───── Dataset excerpts ─────

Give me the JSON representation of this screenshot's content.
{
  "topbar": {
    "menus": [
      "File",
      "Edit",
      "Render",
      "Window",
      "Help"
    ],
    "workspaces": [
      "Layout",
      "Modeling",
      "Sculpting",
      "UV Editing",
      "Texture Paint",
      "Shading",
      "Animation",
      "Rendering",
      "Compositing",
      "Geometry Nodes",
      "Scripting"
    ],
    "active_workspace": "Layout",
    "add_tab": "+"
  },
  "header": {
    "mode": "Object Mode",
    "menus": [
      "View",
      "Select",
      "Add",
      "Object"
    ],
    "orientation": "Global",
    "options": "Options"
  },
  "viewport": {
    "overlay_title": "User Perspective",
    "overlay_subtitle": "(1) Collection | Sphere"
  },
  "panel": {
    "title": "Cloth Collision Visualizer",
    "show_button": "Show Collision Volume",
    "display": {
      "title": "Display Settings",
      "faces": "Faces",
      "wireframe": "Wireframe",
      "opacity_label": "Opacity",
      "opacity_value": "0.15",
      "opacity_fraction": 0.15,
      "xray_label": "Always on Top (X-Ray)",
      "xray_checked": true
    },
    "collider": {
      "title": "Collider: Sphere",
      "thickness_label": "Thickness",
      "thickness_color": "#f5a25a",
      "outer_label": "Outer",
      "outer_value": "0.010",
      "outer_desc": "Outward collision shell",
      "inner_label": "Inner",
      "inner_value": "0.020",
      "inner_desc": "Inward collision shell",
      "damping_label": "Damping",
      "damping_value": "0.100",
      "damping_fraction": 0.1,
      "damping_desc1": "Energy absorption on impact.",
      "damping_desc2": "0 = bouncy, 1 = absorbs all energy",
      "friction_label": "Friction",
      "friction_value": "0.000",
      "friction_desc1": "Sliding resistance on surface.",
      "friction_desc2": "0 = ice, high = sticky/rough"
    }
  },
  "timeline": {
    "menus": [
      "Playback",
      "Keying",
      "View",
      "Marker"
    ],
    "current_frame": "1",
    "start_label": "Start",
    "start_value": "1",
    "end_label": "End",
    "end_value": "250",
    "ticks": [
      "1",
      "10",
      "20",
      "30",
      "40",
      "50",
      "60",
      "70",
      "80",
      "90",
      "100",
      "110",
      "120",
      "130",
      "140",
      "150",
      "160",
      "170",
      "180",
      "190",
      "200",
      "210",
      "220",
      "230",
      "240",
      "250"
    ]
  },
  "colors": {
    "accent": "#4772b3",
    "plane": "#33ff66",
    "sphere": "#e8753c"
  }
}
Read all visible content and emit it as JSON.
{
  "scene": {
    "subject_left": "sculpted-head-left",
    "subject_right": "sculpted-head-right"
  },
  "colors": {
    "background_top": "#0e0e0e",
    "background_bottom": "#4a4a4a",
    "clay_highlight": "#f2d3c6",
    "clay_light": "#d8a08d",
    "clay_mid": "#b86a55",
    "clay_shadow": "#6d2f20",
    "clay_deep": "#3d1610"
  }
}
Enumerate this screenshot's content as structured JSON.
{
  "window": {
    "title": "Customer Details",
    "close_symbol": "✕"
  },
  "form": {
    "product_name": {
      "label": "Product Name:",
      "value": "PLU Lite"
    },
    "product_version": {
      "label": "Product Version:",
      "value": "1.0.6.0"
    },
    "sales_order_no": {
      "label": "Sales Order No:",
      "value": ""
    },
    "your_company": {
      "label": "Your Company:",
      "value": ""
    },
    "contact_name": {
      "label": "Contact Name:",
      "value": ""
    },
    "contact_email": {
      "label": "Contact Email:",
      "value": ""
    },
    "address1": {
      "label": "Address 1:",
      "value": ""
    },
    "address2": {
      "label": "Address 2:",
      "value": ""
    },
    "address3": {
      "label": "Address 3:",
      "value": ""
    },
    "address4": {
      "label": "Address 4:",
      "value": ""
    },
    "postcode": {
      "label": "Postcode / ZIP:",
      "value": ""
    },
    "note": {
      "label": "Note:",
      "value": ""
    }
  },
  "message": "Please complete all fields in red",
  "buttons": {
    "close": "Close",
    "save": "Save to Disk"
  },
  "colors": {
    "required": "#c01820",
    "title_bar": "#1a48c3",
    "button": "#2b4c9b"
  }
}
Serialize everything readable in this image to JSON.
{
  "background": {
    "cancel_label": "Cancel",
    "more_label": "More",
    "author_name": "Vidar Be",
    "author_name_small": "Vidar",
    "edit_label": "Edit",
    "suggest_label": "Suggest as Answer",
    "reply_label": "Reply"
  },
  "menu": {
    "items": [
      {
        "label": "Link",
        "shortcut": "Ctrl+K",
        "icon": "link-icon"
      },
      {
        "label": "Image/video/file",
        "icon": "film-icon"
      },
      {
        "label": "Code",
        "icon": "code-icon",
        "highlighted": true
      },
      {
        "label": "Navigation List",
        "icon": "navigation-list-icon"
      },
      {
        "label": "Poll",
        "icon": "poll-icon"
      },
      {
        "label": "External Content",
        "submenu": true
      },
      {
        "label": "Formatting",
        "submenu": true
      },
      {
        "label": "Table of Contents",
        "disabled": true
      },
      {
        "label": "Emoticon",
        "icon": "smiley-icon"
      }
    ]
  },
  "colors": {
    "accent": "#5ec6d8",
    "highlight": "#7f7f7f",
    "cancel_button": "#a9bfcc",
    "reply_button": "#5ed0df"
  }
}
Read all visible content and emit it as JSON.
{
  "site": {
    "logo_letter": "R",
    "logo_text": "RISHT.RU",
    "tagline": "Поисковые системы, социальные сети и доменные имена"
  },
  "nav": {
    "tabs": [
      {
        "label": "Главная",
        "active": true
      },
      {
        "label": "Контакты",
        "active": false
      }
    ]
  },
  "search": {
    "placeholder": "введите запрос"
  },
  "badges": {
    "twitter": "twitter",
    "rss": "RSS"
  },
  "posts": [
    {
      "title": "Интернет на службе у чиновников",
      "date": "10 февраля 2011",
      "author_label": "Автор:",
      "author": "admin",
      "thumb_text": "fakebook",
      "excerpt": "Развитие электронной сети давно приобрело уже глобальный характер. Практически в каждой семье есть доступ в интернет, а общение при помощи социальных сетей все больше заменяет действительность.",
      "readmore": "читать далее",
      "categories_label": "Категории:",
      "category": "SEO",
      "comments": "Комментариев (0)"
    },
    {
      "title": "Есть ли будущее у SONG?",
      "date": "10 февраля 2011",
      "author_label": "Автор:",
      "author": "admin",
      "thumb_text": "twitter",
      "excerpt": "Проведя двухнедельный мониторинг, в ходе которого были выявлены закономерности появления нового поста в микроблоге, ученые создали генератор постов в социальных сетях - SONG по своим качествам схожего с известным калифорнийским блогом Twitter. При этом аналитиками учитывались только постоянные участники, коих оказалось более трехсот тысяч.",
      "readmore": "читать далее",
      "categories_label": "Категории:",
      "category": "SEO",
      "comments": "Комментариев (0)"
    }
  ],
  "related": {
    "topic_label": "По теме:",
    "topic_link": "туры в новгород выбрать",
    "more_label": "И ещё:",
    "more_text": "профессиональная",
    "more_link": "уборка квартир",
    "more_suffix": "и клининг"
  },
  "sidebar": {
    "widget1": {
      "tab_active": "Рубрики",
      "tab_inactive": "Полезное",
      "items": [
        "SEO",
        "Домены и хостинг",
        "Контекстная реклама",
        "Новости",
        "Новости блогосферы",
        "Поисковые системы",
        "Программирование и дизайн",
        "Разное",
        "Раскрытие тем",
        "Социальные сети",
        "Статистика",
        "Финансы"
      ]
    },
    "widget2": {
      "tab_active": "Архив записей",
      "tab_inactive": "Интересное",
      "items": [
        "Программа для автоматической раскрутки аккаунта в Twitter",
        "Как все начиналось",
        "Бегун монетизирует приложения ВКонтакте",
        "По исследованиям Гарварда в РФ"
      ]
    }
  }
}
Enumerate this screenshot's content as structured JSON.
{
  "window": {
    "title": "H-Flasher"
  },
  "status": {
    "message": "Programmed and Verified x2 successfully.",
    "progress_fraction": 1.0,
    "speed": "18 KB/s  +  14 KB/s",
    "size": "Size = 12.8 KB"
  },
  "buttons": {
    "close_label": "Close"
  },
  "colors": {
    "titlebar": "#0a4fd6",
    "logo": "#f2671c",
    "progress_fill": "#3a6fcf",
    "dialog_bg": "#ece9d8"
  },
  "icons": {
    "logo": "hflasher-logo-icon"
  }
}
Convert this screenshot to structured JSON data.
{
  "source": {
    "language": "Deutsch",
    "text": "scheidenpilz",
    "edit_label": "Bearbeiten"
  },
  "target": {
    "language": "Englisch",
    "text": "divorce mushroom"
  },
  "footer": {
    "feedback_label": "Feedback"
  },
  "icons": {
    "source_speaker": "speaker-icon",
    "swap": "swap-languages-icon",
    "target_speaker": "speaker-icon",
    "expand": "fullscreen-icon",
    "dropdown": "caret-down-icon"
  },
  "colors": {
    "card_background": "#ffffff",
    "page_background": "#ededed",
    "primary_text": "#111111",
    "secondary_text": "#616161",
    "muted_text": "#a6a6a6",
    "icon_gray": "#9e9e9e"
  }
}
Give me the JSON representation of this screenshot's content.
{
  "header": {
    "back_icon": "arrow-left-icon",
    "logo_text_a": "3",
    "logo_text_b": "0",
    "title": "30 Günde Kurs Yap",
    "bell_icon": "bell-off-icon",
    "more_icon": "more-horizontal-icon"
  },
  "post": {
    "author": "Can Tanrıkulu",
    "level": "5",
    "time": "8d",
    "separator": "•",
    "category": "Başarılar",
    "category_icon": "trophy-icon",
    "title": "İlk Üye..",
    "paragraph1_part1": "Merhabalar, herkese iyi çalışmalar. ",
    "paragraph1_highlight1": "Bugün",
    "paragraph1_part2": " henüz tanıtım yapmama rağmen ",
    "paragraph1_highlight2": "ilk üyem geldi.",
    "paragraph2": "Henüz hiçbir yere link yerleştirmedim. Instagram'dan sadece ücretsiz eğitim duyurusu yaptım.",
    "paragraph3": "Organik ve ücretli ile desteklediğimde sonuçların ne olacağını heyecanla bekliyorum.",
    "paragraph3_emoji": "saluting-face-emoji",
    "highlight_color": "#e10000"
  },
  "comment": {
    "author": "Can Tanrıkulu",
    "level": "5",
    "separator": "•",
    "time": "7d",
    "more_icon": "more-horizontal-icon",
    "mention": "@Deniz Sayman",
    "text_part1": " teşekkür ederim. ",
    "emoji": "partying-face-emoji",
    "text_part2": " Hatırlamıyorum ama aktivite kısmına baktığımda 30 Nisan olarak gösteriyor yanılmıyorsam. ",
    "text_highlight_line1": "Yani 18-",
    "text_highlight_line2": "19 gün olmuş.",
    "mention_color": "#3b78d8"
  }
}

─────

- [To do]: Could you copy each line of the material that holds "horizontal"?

- [Task solution]:
    "more_icon": "more-horizontal-icon"
    "more_icon": "more-horizontal-icon",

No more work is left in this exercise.